It’s that time, isn’t it? The presents have all been opened, the rolls of wrapping paper are back in the closet, the new toys have a few scuff marks—and let’s not even get into the sugar crash from all those cookies and candies! After a year of anticipation (and three manic months of post-Halloween holiday crush), the long-awaited days have come and, all too quickly, gone. Maybe there’s even some disappointment if a child didn’t receive a much-desired gift. I remember one childhood Christmas when I coveted a Raggedy Ann doll…and received an electric blanket, instead! No wonder children get a little melancholy at the end of December and into early January.
During the twinkly days of holiday time, it’s easy to forget that “normal” life is often pretty darn good, too. As winter break winds down, now is a good time to help children ease back into the familiar flow of everyday life.
Begin building some calmer activities into their day: reading a good book together, working on a hobby, doing a puzzle, playing a board game, working on a craft project, or taking a walk in the snow (or the lack thereof!).
It seems that everywhere you turn during the holidays, someone is offering a plateful of yummy goodies—and it would be rude to say no, right? But all these sugary snacks can wreak havoc on kids’ systems, not to mention your own. You don’t have to throw them all out at once, but do start getting everyone back into a healthy eating routine well before school starts again.
If you notice that your children are feeling melancholy, take the opportunity to let them talk about their feelings. Show that you are there to listen (not to judge or tell them how to feel), and that you understand. You can share that they are not alone—lots of kids feel that way when the holidays are over!
One of my favorite things about school vacations was the chance to stay up later than usual and then to sleep in the next morning. Bliss! But if you wait until the first day of school to re-start the routine, that 6 a.m. alarm is going to be a rude surprise. For several days before school starts, begin easing into the regular morning wake-up and breakfast schedule.
The last days of the school break can still be filled with fun activities. Hold a family meeting to choose the things you’d all do together: ice skating, seeing a movie, attending a concert. That will give the kids something to look forward to each day—and give them plenty to talk about when the teacher asks, “What did you do on your winter vacation?”
The holidays are a wonderful “time out of time”—a unique couple of weeks to enjoy freedom and togetherness and special celebrations. But regular life has its beauty, too, and helping kids make the transition between the two can help them calibrate the changes more smoothly.

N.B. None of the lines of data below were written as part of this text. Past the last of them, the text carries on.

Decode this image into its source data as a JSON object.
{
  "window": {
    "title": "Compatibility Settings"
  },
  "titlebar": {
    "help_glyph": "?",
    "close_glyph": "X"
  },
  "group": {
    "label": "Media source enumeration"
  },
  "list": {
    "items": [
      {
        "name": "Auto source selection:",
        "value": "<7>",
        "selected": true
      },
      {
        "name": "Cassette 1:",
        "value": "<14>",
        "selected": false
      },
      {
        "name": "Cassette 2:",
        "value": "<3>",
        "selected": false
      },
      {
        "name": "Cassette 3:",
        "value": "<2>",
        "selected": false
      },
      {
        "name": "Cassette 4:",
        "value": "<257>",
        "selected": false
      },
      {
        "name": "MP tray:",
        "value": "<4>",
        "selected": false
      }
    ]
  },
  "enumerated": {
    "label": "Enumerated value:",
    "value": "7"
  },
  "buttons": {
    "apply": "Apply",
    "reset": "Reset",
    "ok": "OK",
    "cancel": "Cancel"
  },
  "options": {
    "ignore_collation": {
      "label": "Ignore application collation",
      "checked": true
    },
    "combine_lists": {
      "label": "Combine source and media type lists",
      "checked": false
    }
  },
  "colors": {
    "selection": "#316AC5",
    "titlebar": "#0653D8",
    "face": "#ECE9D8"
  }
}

Happy new year!
Denise Daniels is a Peabody award-winning broadcast journalist, parenting and child development expert and author who specializes in the social and emotional development of children.